Your assignment: When copying the records below, keep every word as it is and drop the images.

★ ★ ★ ★ ★ ★ ★

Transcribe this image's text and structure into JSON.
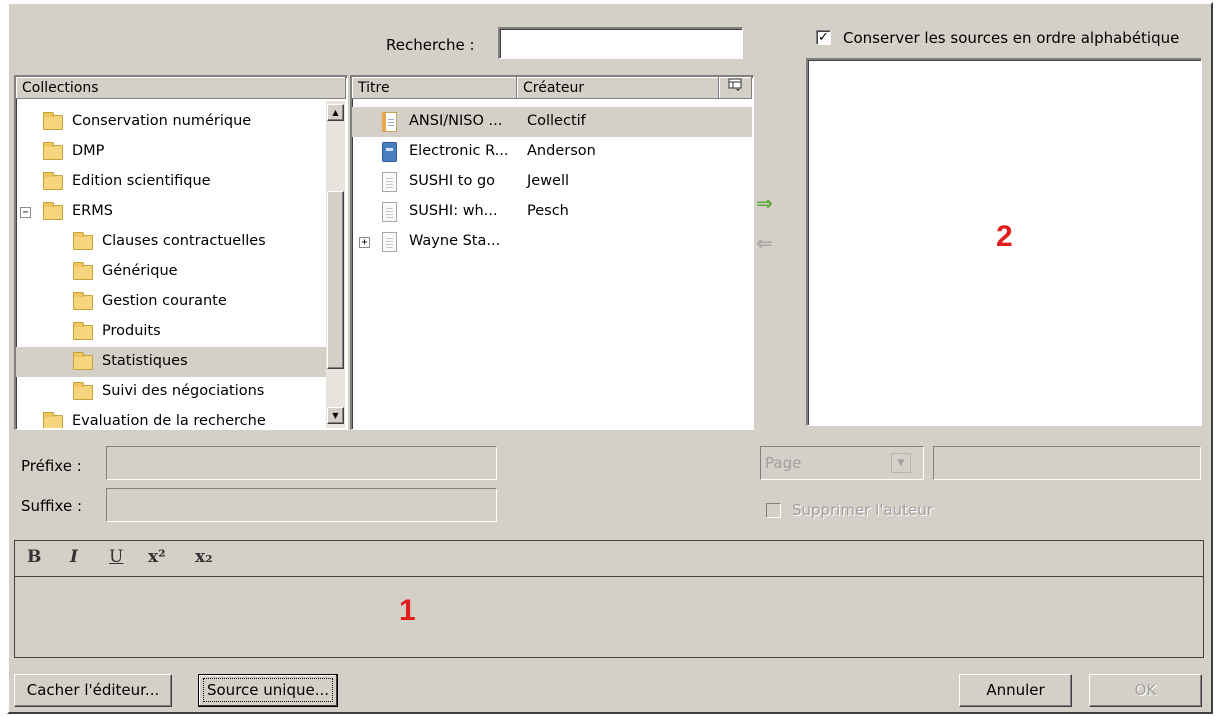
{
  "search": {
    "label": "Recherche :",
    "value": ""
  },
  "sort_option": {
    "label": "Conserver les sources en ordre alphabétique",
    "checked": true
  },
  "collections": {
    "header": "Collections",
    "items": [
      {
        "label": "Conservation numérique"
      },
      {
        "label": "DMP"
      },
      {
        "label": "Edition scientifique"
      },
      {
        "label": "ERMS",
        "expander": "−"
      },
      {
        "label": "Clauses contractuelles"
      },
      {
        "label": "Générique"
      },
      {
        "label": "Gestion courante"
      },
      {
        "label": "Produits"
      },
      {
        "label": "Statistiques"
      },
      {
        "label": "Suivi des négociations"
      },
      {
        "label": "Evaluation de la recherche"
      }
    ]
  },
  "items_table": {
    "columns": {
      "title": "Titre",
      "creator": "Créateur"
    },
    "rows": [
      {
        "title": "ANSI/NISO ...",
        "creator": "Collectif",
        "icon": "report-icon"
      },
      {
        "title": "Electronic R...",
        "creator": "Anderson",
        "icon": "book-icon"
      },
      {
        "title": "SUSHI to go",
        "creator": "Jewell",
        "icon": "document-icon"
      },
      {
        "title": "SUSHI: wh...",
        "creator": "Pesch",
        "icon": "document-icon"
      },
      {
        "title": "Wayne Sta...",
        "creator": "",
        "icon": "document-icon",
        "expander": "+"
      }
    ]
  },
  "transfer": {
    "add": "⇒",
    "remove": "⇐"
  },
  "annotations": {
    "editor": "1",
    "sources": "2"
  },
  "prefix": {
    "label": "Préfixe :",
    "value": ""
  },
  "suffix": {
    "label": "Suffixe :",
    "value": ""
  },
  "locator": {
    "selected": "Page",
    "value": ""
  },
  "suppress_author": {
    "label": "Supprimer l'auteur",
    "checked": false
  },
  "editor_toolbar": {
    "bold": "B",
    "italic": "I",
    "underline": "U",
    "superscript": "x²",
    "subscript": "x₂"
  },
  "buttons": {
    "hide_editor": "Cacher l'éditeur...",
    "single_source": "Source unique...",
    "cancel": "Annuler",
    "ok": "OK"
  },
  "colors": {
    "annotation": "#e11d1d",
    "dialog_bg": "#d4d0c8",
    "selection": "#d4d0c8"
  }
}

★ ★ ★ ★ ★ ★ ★

Exercise output:
Transcribe this image's text and structure into JSON.
{
  "search": {
    "label": "Recherche :",
    "value": ""
  },
  "sort_option": {
    "label": "Conserver les sources en ordre alphabétique",
    "checked": true
  },
  "collections": {
    "header": "Collections",
    "items": [
      {
        "label": "Conservation numérique"
      },
      {
        "label": "DMP"
      },
      {
        "label": "Edition scientifique"
      },
      {
        "label": "ERMS",
        "expander": "−"
      },
      {
        "label": "Clauses contractuelles"
      },
      {
        "label": "Générique"
      },
      {
        "label": "Gestion courante"
      },
      {
        "label": "Produits"
      },
      {
        "label": "Statistiques"
      },
      {
        "label": "Suivi des négociations"
      },
      {
        "label": "Evaluation de la recherche"
      }
    ]
  },
  "items_table": {
    "columns": {
      "title": "Titre",
      "creator": "Créateur"
    },
    "rows": [
      {
        "title": "ANSI/NISO ...",
        "creator": "Collectif",
        "icon": "report-icon"
      },
      {
        "title": "Electronic R...",
        "creator": "Anderson",
        "icon": "book-icon"
      },
      {
        "title": "SUSHI to go",
        "creator": "Jewell",
        "icon": "document-icon"
      },
      {
        "title": "SUSHI: wh...",
        "creator": "Pesch",
        "icon": "document-icon"
      },
      {
        "title": "Wayne Sta...",
        "creator": "",
        "icon": "document-icon",
        "expander": "+"
      }
    ]
  },
  "transfer": {
    "add": "⇒",
    "remove": "⇐"
  },
  "annotations": {
    "editor": "1",
    "sources": "2"
  },
  "prefix": {
    "label": "Préfixe :",
    "value": ""
  },
  "suffix": {
    "label": "Suffixe :",
    "value": ""
  },
  "locator": {
    "selected": "Page",
    "value": ""
  },
  "suppress_author": {
    "label": "Supprimer l'auteur",
    "checked": false
  },
  "editor_toolbar": {
    "bold": "B",
    "italic": "I",
    "underline": "U",
    "superscript": "x²",
    "subscript": "x₂"
  },
  "buttons": {
    "hide_editor": "Cacher l'éditeur...",
    "single_source": "Source unique...",
    "cancel": "Annuler",
    "ok": "OK"
  },
  "colors": {
    "annotation": "#e11d1d",
    "dialog_bg": "#d4d0c8",
    "selection": "#d4d0c8"
  }
}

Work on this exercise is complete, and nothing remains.